17.1. The violence in Gujarat was marked by the cynical manipulation and mobilisation of a section of Adivasis and Dalits for loot, rape and mass murder. The Sangh Parivar has worked assiduously and intensively since 1998, indoctrinating and training Dalits in urban areas and Adivasis in the tribal belts. Women from middle and upper middle class Hindu houses have participated in the violence. In Naroda and some parts of Vadodara there have been disturbing signs of their egging on their men to brutal violence. They even actively participated in the looting of shops.

18. Attack on Akshardham

18.1. The terrorist attack on Akshardham on September 24, 2002, shocked the country. It appeared to be a direct reaction to the Gujarat carnage. The mindless attack on innocent worshippers at the Akshardham temple suggests a blind desire for revenge and retaliation. It is the selfsame politics that governed the carnage unleashed after the Godhra tragedy.

18.2. Unless this cynical cycle of violence and counter-violence is stopped, economic progress, a healthy society and development all around will be sacrificed. Neither Gujarat, nor India can afford this. The deep schisms caused by the Godhra tragedy, the post-Godhra carnage and the Akshardham attack will take years to heal. The lives lost, often in the most inhuman and degrading way, cannot be recovered; homes destroyed, looted and burnt will take years of tearful labour to reconstruct; properties lost and destroyed in the calculated violence have been lost forever.

18.3. More difficult than effective reparation and reconstruction will be the hugely difficult task of restoration of trust between victim-survivors and the rest, a faith so utterly destroyed in the most brutal way.

18.4. After the attack on the temple, which claimed 28 innocent lives, the plea of a parent who had lost a child in the massacre comes to mind. Telecast all over the networks, she pleaded strongly that her sorrow was private, that she did not want her grief to be converted into political capital. Victims of the arson who lived at Naroda had made similar pleas following the Godhra carnage but they went cynically unheeded.

18.5. Genuine reconciliatory measures at community levels, unmindful of political considerations need to be undertaken. Justice must be done and the guilty punished for peace and reconciliation to result.
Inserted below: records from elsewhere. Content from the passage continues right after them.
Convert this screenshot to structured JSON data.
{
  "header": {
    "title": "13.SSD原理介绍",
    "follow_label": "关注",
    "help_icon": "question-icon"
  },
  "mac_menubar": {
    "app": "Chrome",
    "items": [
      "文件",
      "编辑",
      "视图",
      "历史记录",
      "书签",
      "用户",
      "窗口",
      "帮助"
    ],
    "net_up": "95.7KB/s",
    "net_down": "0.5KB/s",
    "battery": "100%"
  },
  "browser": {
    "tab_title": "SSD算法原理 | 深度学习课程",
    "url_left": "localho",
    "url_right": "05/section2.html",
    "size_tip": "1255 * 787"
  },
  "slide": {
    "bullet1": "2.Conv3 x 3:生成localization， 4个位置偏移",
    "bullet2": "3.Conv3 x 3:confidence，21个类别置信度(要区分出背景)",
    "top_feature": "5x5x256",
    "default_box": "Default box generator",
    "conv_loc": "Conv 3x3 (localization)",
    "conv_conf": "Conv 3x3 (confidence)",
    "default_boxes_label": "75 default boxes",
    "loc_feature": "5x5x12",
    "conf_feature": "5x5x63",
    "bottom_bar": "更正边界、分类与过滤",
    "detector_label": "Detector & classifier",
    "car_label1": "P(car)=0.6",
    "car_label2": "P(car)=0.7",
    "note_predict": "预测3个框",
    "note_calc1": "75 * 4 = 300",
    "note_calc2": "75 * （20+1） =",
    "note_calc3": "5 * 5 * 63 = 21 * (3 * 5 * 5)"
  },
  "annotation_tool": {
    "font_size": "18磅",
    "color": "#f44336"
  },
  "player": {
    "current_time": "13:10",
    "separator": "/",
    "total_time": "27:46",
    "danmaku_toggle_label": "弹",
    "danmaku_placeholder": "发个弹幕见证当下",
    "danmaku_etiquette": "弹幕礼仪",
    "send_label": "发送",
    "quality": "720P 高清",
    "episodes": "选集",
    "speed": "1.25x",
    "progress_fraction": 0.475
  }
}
How successfully the physical and emotional healing takes place is dependant on the sincerity of the efforts made by politicians, the administration, the police and other sections of society.

The system needs to be cleansed and a genuine commitment to secularism and democracy reaffirmed.

18.6. The message that needs to go out is that the poison of communalism, which is the politics of hatred and division, can take us only further on the road to disaster. The ordinary Hindu, the Muslim and people of other faiths have no faith in this; it is cynical politicians who have been playing with this dangerous fire.

19. All is Not Lost

19.1. If this report, concerned with unveiling the truth and identifying the hate- mongers, the instigators and the perpetrators of violence, points to a very grim reality, it must not be concluded that there is no room for hope any longer. The Tribunal remains convinced that the vast majority of Indians, whatever their caste, creed, or community, still believe in tolerance and compassion. Even at the height of the state-sponsored carnage and at great personal risk, many individuals and organisations showed great courage, and, through word and action, worked for peace and amity.

This is true of Gujarat as much as the rest of India. It is to such individuals and organisations that the state should turn, and engage with them to initiate an action plan for political cleansing, for cleansing of the administration, for the secularisation of public space and for the speedy delivery of justice to those so brutally and morally wronged by the hate-bred violence.


Published by: Citizens for Justice and Peace